  18:       <MeasureGroupID>Fact Internet Sales 1</MeasureGroupID>

  19:       <PartitionID>Internet_Sales</PartitionID>

  20:       <Source xmlns:xsd="http://www.w3.org/2001/XMLSchema" xmlns:xsi="http://www.w3.org/2001/XMLSchema-instance" xmlns:ddl2="http://schemas.microsoft.com/analysisservices/2003/engine/2" xmlns:ddl2_2="http://schemas.microsoft.com/analysisservices/2003/engine/2/2" xmlns:ddl100_100="http://schemas.microsoft.com/analysisservices/2008/engine/100/100" xmlns:ddl200="http://schemas.microsoft.com/analysisservices/2010/engine/200" xmlns:ddl200_200="http://schemas.microsoft.com/analysisservices/2010/engine/200/200" xmlns:ddl300="http://schemas.microsoft.com/analysisservices/2011/engine/300" xmlns:ddl300_300="http://schemas.microsoft.com/analysisservices/2011/engine/300/300" xsi:type="TableBinding">

  21:         <DataSourceID>Adventure Works DW</DataSourceID>

  22:         <DbTableName>Fact_InternetSales</DbTableName>

  23:       </Source>

  24:     </Binding>

  25:   </Bindings>

  26: </Batch>

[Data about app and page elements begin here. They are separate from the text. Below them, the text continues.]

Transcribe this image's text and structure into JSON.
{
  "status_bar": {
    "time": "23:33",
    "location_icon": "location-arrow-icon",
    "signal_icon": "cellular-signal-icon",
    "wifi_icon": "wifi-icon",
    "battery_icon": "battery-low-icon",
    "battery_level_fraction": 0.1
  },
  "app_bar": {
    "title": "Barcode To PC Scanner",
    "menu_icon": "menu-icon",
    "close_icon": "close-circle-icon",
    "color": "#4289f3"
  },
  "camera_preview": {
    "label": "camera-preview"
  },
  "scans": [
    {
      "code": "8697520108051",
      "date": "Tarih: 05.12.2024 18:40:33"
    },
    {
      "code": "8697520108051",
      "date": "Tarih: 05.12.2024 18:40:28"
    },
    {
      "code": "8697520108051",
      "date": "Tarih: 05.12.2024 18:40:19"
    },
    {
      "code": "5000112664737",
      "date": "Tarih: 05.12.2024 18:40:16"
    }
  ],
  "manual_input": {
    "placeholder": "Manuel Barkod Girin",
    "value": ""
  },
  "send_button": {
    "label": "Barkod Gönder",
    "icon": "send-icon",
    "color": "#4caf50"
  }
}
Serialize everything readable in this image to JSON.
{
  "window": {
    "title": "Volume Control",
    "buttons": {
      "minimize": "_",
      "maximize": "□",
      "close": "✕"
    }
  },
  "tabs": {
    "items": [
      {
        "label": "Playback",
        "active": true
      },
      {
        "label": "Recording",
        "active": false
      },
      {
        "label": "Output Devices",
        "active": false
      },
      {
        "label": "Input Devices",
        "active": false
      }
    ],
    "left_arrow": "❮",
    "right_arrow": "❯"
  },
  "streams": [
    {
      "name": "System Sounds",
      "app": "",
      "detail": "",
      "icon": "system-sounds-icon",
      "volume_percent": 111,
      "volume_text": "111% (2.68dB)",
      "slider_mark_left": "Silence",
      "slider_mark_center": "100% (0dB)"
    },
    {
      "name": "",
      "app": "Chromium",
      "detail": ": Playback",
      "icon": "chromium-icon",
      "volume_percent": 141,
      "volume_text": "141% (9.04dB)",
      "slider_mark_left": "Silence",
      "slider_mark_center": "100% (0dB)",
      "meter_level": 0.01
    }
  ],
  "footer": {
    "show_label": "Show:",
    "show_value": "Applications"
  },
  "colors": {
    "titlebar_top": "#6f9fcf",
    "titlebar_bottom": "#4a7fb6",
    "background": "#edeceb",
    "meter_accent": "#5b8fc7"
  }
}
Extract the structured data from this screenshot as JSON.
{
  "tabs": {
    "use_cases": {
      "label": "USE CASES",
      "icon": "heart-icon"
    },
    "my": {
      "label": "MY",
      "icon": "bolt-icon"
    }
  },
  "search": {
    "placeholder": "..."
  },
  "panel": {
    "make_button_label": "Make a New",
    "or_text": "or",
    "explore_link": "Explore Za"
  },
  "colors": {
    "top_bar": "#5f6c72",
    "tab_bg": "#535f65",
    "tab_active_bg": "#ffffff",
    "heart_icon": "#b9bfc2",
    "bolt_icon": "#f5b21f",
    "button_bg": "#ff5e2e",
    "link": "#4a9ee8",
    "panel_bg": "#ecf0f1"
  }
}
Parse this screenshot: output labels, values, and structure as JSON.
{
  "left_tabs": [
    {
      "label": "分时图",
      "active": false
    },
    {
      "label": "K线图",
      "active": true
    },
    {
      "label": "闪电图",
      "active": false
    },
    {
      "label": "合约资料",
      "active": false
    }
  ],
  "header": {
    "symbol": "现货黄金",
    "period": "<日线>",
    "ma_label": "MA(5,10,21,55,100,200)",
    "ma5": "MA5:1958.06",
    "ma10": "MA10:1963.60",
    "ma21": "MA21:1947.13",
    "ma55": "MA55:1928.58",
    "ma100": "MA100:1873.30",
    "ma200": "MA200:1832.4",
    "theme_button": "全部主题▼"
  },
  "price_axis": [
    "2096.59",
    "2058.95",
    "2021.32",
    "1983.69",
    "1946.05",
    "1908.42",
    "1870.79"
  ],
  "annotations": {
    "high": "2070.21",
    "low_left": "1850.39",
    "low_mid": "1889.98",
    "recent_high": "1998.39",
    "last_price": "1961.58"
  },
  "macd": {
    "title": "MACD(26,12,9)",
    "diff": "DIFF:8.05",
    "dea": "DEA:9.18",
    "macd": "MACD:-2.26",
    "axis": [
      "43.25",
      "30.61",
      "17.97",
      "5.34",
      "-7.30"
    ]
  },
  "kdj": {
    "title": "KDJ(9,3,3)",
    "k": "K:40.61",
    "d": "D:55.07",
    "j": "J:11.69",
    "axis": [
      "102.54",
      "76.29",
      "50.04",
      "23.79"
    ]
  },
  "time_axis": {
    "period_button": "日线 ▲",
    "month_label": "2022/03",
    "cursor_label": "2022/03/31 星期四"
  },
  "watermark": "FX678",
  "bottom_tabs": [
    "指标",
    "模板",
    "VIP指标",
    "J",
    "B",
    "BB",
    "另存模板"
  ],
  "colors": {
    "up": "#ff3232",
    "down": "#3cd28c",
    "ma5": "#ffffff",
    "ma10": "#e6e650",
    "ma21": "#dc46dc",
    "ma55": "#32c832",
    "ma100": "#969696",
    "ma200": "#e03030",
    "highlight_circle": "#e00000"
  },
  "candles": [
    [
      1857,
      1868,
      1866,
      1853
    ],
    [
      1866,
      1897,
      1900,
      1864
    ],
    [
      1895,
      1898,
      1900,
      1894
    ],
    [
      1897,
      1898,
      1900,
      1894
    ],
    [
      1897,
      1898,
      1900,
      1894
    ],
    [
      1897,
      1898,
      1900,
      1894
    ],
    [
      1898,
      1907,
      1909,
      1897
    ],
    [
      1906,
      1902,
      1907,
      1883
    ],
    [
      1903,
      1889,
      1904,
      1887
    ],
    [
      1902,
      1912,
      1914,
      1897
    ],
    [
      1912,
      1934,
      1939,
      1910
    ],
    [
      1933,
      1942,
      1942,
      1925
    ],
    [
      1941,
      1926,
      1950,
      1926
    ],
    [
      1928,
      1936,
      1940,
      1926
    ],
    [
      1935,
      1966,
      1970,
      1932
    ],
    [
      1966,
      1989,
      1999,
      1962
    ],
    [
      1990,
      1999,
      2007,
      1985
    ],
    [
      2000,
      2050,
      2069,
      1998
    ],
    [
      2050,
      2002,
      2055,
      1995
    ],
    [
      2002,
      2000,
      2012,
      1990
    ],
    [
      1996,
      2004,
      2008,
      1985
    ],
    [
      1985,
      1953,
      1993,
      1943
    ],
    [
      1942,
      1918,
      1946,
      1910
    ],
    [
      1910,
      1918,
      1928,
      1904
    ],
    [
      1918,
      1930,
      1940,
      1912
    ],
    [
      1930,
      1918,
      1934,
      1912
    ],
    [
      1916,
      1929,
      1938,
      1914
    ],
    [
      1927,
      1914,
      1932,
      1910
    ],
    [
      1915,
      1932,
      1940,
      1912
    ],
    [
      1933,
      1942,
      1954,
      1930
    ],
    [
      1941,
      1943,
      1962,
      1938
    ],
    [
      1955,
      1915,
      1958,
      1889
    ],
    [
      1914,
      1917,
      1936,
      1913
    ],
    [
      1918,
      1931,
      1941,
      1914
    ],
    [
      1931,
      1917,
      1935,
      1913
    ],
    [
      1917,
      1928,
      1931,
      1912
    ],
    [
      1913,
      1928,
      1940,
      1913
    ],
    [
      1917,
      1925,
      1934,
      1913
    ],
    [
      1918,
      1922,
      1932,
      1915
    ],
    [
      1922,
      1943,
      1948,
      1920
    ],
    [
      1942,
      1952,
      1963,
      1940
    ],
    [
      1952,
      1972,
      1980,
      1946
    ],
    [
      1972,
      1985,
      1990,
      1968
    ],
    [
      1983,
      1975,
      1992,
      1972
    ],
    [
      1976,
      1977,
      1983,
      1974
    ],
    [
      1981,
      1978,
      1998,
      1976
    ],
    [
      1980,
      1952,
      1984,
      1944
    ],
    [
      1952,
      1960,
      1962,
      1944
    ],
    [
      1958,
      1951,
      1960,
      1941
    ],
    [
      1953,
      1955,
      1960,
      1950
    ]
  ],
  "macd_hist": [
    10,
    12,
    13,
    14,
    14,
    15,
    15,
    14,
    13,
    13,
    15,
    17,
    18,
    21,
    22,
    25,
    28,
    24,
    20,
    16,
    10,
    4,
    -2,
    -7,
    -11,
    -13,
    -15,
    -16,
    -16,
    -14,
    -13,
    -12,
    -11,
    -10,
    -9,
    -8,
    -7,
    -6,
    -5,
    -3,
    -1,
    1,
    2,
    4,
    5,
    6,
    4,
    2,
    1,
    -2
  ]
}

In the end, by using the Bindings definitions you can choose what data is getting processed into the SSAS object.  Here are some ways that I have used this technique to support my projects.

  • Changed the datasource used with the object.  I have used this to point to a different data source to test whether it works with the cube without overwriting the existing datassource in the cube definition.
  • Changed the table to a view for processing.  Because I use XMLA when scheduling most of SSAS process jobs, I can dynamically set the table or view as needed.
                        • Changed the query definition to limit the data to new rows only. I have used this the most.  I have changed the query definition to reflect the latest data for both dimensions and partitions.  More importantly, I was able to leverage this in environments where I have not had control over the data source itself, specifically Oracle data warehouses.

Out-of-line bindings are very powerful when controlling your SSAS process options and allow you to maximize the efficiency of your jobs.